Task input:
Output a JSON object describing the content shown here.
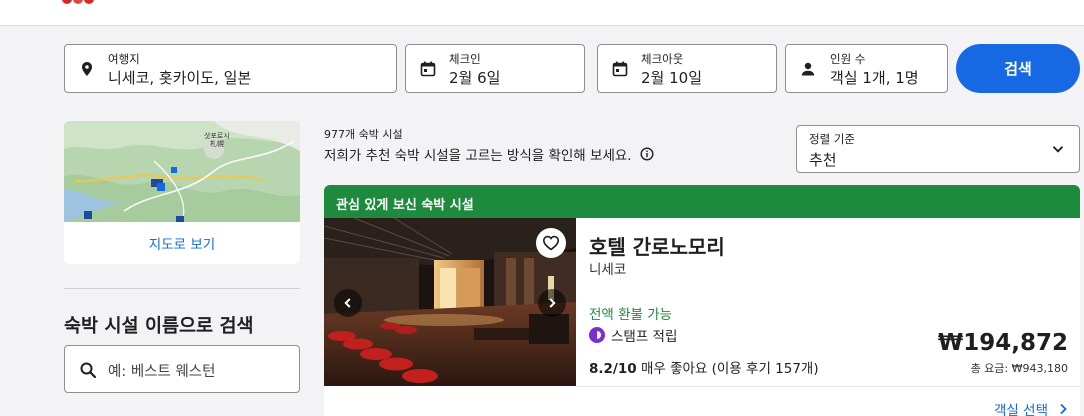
{
  "search": {
    "destination": {
      "label": "여행지",
      "value": "니세코, 홋카이도, 일본"
    },
    "checkin": {
      "label": "체크인",
      "value": "2월 6일"
    },
    "checkout": {
      "label": "체크아웃",
      "value": "2월 10일"
    },
    "guests": {
      "label": "인원 수",
      "value": "객실 1개, 1명"
    },
    "button_label": "검색"
  },
  "sidebar": {
    "map_link": "지도로 보기",
    "map_labels": [
      "삿포로시",
      "札幌"
    ],
    "name_search_title": "숙박 시설 이름으로 검색",
    "name_search_placeholder": "예: 베스트 웨스턴"
  },
  "results": {
    "count": "977개 숙박 시설",
    "how_recommended": "저희가 추천 숙박 시설을 고르는 방식을 확인해 보세요.",
    "sort": {
      "label": "정렬 기준",
      "value": "추천"
    }
  },
  "listing": {
    "banner": "관심 있게 보신 숙박 시설",
    "name": "호텔 간로노모리",
    "city": "니세코",
    "refund": "전액 환불 가능",
    "stamp": "스탬프 적립",
    "rating_score": "8.2/10",
    "rating_text": "매우 좋아요 (이용 후기 157개)",
    "price": "₩194,872",
    "total_price": "총 요금: ₩943,180",
    "select_room": "객실 선택"
  },
  "colors": {
    "primary": "#1668e3",
    "banner_green": "#1e8a3e",
    "refund_green": "#1e8a3e",
    "stamp_purple": "#7a2fd0"
  }
}
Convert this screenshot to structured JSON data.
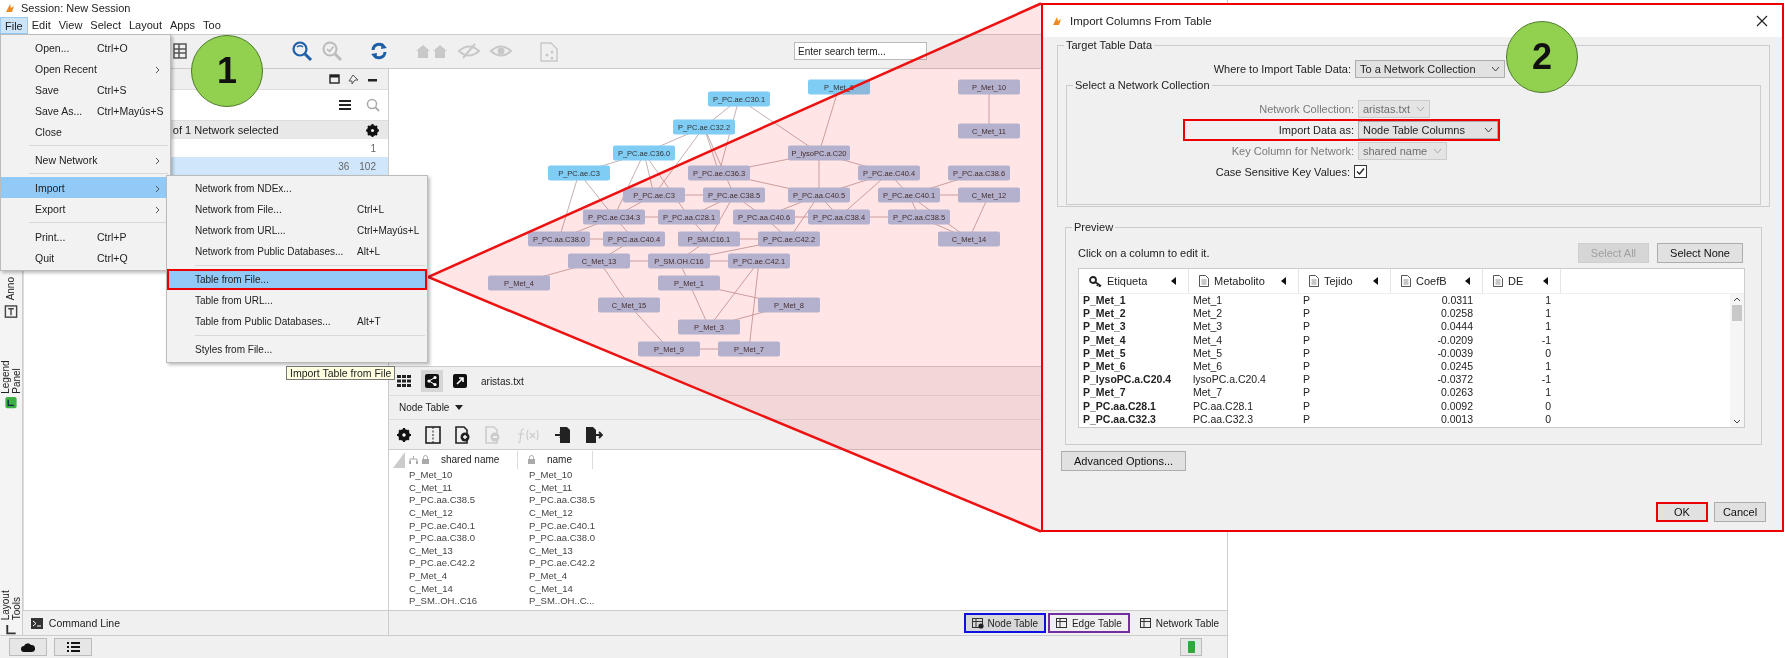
{
  "window": {
    "title": "Session: New Session"
  },
  "menubar": [
    {
      "label": "File",
      "selected": true
    },
    {
      "label": "Edit",
      "selected": false
    },
    {
      "label": "View",
      "selected": false
    },
    {
      "label": "Select",
      "selected": false
    },
    {
      "label": "Layout",
      "selected": false
    },
    {
      "label": "Apps",
      "selected": false
    },
    {
      "label": "Too",
      "selected": false
    }
  ],
  "file_menu": [
    {
      "kind": "item",
      "label": "Open...",
      "shortcut": "Ctrl+O",
      "has_submenu": false,
      "selected": false
    },
    {
      "kind": "item",
      "label": "Open Recent",
      "has_submenu": true,
      "selected": false
    },
    {
      "kind": "item",
      "label": "Save",
      "shortcut": "Ctrl+S",
      "has_submenu": false,
      "selected": false
    },
    {
      "kind": "item",
      "label": "Save As...",
      "shortcut": "Ctrl+Mayús+S",
      "has_submenu": false,
      "selected": false
    },
    {
      "kind": "item",
      "label": "Close",
      "has_submenu": false,
      "selected": false
    },
    {
      "kind": "separator"
    },
    {
      "kind": "item",
      "label": "New Network",
      "has_submenu": true,
      "selected": false
    },
    {
      "kind": "separator"
    },
    {
      "kind": "item",
      "label": "Import",
      "has_submenu": true,
      "selected": true
    },
    {
      "kind": "item",
      "label": "Export",
      "has_submenu": true,
      "selected": false
    },
    {
      "kind": "separator"
    },
    {
      "kind": "item",
      "label": "Print...",
      "shortcut": "Ctrl+P",
      "has_submenu": false,
      "selected": false
    },
    {
      "kind": "item",
      "label": "Quit",
      "shortcut": "Ctrl+Q",
      "has_submenu": false,
      "selected": false
    }
  ],
  "import_submenu": [
    {
      "kind": "item",
      "label": "Network from NDEx...",
      "selected": false,
      "highlighted": false
    },
    {
      "kind": "item",
      "label": "Network from File...",
      "shortcut": "Ctrl+L",
      "selected": false,
      "highlighted": false
    },
    {
      "kind": "item",
      "label": "Network from URL...",
      "shortcut": "Ctrl+Mayús+L",
      "selected": false,
      "highlighted": false
    },
    {
      "kind": "item",
      "label": "Network from Public Databases...",
      "shortcut": "Alt+L",
      "selected": false,
      "highlighted": false
    },
    {
      "kind": "separator"
    },
    {
      "kind": "item",
      "label": "Table from File...",
      "selected": true,
      "highlighted": true
    },
    {
      "kind": "item",
      "label": "Table from URL...",
      "selected": false,
      "highlighted": false
    },
    {
      "kind": "item",
      "label": "Table from Public Databases...",
      "shortcut": "Alt+T",
      "selected": false,
      "highlighted": false
    },
    {
      "kind": "separator"
    },
    {
      "kind": "item",
      "label": "Styles from File...",
      "selected": false,
      "highlighted": false
    }
  ],
  "tooltip": "Import Table from File",
  "step_badges": [
    "1",
    "2"
  ],
  "toolbar": {
    "search": {
      "placeholder": "Enter search term..."
    }
  },
  "side_tabs": [
    "Anno",
    "Legend Panel",
    "Layout Tools"
  ],
  "network_panel": {
    "summary": "of 1 Network selected",
    "rows": [
      {
        "values": [
          "1"
        ],
        "selected": false
      },
      {
        "values": [
          "36",
          "102"
        ],
        "selected": true
      }
    ]
  },
  "network": {
    "nodes": [
      {
        "label": "P_Met_6",
        "selected": true
      },
      {
        "label": "P_PC.ae.C30.1",
        "selected": true
      },
      {
        "label": "P_PC.ae.C32.2",
        "selected": true
      },
      {
        "label": "P_PC.ae.C36.0",
        "selected": true
      },
      {
        "label": "P_PC.ae.C3",
        "selected": true
      },
      {
        "label": "P_lysoPC.a.C20",
        "selected": false
      },
      {
        "label": "P_PC.ae.C3",
        "selected": false
      },
      {
        "label": "P_PC.ae.C36.3",
        "selected": false
      },
      {
        "label": "P_PC.ae.C34.3",
        "selected": false
      },
      {
        "label": "P_PC.ae.C38.5",
        "selected": false
      },
      {
        "label": "P_PC.ae.C40.4",
        "selected": false
      },
      {
        "label": "P_PC.aa.C38.6",
        "selected": false
      },
      {
        "label": "P_PC.aa.C40.5",
        "selected": false
      },
      {
        "label": "P_PC.ae.C40.1",
        "selected": false
      },
      {
        "label": "P_PC.aa.C38.0",
        "selected": false
      },
      {
        "label": "P_PC.aa.C28.1",
        "selected": false
      },
      {
        "label": "P_PC.aa.C40.6",
        "selected": false
      },
      {
        "label": "P_PC.aa.C38.4",
        "selected": false
      },
      {
        "label": "P_PC.aa.C38.5",
        "selected": false
      },
      {
        "label": "C_Met_12",
        "selected": false
      },
      {
        "label": "P_PC.aa.C40.4",
        "selected": false
      },
      {
        "label": "P_SM.C16.1",
        "selected": false
      },
      {
        "label": "P_PC.ae.C42.2",
        "selected": false
      },
      {
        "label": "C_Met_14",
        "selected": false
      },
      {
        "label": "C_Met_13",
        "selected": false
      },
      {
        "label": "P_SM.OH.C16",
        "selected": false
      },
      {
        "label": "P_Met_4",
        "selected": false
      },
      {
        "label": "P_Met_1",
        "selected": false
      },
      {
        "label": "P_PC.ae.C42.1",
        "selected": false
      },
      {
        "label": "C_Met_15",
        "selected": false
      },
      {
        "label": "P_Met_8",
        "selected": false
      },
      {
        "label": "P_Met_3",
        "selected": false
      },
      {
        "label": "P_Met_7",
        "selected": false
      },
      {
        "label": "P_Met_9",
        "selected": false
      },
      {
        "label": "P_Met_10",
        "selected": false
      },
      {
        "label": "C_Met_11",
        "selected": false
      }
    ]
  },
  "view_toolbar": {
    "network_name": "aristas.txt"
  },
  "table_panel": {
    "title": "Node Table",
    "columns": [
      "shared name",
      "name"
    ],
    "rows": [
      [
        "P_Met_10",
        "P_Met_10"
      ],
      [
        "C_Met_11",
        "C_Met_11"
      ],
      [
        "P_PC.aa.C38.5",
        "P_PC.aa.C38.5"
      ],
      [
        "C_Met_12",
        "C_Met_12"
      ],
      [
        "P_PC.ae.C40.1",
        "P_PC.ae.C40.1"
      ],
      [
        "P_PC.aa.C38.0",
        "P_PC.aa.C38.0"
      ],
      [
        "C_Met_13",
        "C_Met_13"
      ],
      [
        "P_PC.ae.C42.2",
        "P_PC.ae.C42.2"
      ],
      [
        "P_Met_4",
        "P_Met_4"
      ],
      [
        "C_Met_14",
        "C_Met_14"
      ],
      [
        "P_SM..OH..C16",
        "P_SM..OH..C..."
      ]
    ]
  },
  "table_tabs": [
    {
      "label": "Node Table",
      "selected": true,
      "color": "#1010e0"
    },
    {
      "label": "Edge Table",
      "selected": false,
      "color": "#7030a0"
    },
    {
      "label": "Network Table",
      "selected": false
    }
  ],
  "command_line": "Command Line",
  "dialog": {
    "title": "Import Columns From Table",
    "target": {
      "legend": "Target Table Data",
      "where_label": "Where to Import Table Data:",
      "where_value": "To a Network Collection",
      "collection_legend": "Select a Network Collection",
      "fields": [
        {
          "label": "Network Collection:",
          "value": "aristas.txt",
          "disabled": true,
          "highlighted": false
        },
        {
          "label": "Import Data as:",
          "value": "Node Table Columns",
          "disabled": false,
          "highlighted": true
        },
        {
          "label": "Key Column for Network:",
          "value": "shared name",
          "disabled": true,
          "highlighted": false
        }
      ],
      "case_sensitive": {
        "label": "Case Sensitive Key Values:",
        "checked": true
      }
    },
    "preview": {
      "legend": "Preview",
      "hint": "Click on a column to edit it.",
      "buttons": [
        {
          "label": "Select All",
          "disabled": true
        },
        {
          "label": "Select None",
          "disabled": false
        }
      ],
      "columns": [
        {
          "label": "Etiqueta",
          "kind": "key"
        },
        {
          "label": "Metabolito",
          "kind": "text"
        },
        {
          "label": "Tejido",
          "kind": "text"
        },
        {
          "label": "CoefB",
          "kind": "number"
        },
        {
          "label": "DE",
          "kind": "number"
        }
      ],
      "rows": [
        [
          "P_Met_1",
          "Met_1",
          "P",
          "0.0311",
          "1"
        ],
        [
          "P_Met_2",
          "Met_2",
          "P",
          "0.0258",
          "1"
        ],
        [
          "P_Met_3",
          "Met_3",
          "P",
          "0.0444",
          "1"
        ],
        [
          "P_Met_4",
          "Met_4",
          "P",
          "-0.0209",
          "-1"
        ],
        [
          "P_Met_5",
          "Met_5",
          "P",
          "-0.0039",
          "0"
        ],
        [
          "P_Met_6",
          "Met_6",
          "P",
          "0.0245",
          "1"
        ],
        [
          "P_lysoPC.a.C20.4",
          "lysoPC.a.C20.4",
          "P",
          "-0.0372",
          "-1"
        ],
        [
          "P_Met_7",
          "Met_7",
          "P",
          "0.0263",
          "1"
        ],
        [
          "P_PC.aa.C28.1",
          "PC.aa.C28.1",
          "P",
          "0.0092",
          "0"
        ],
        [
          "P_PC.aa.C32.3",
          "PC.aa.C32.3",
          "P",
          "0.0013",
          "0"
        ]
      ]
    },
    "advanced_button": "Advanced Options...",
    "buttons": [
      {
        "label": "OK",
        "highlighted": true
      },
      {
        "label": "Cancel",
        "highlighted": false
      }
    ]
  }
}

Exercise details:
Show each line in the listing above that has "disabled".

Response to the task:
          "disabled": true,
          "disabled": false,
          "disabled": true,
          "disabled": true
          "disabled": false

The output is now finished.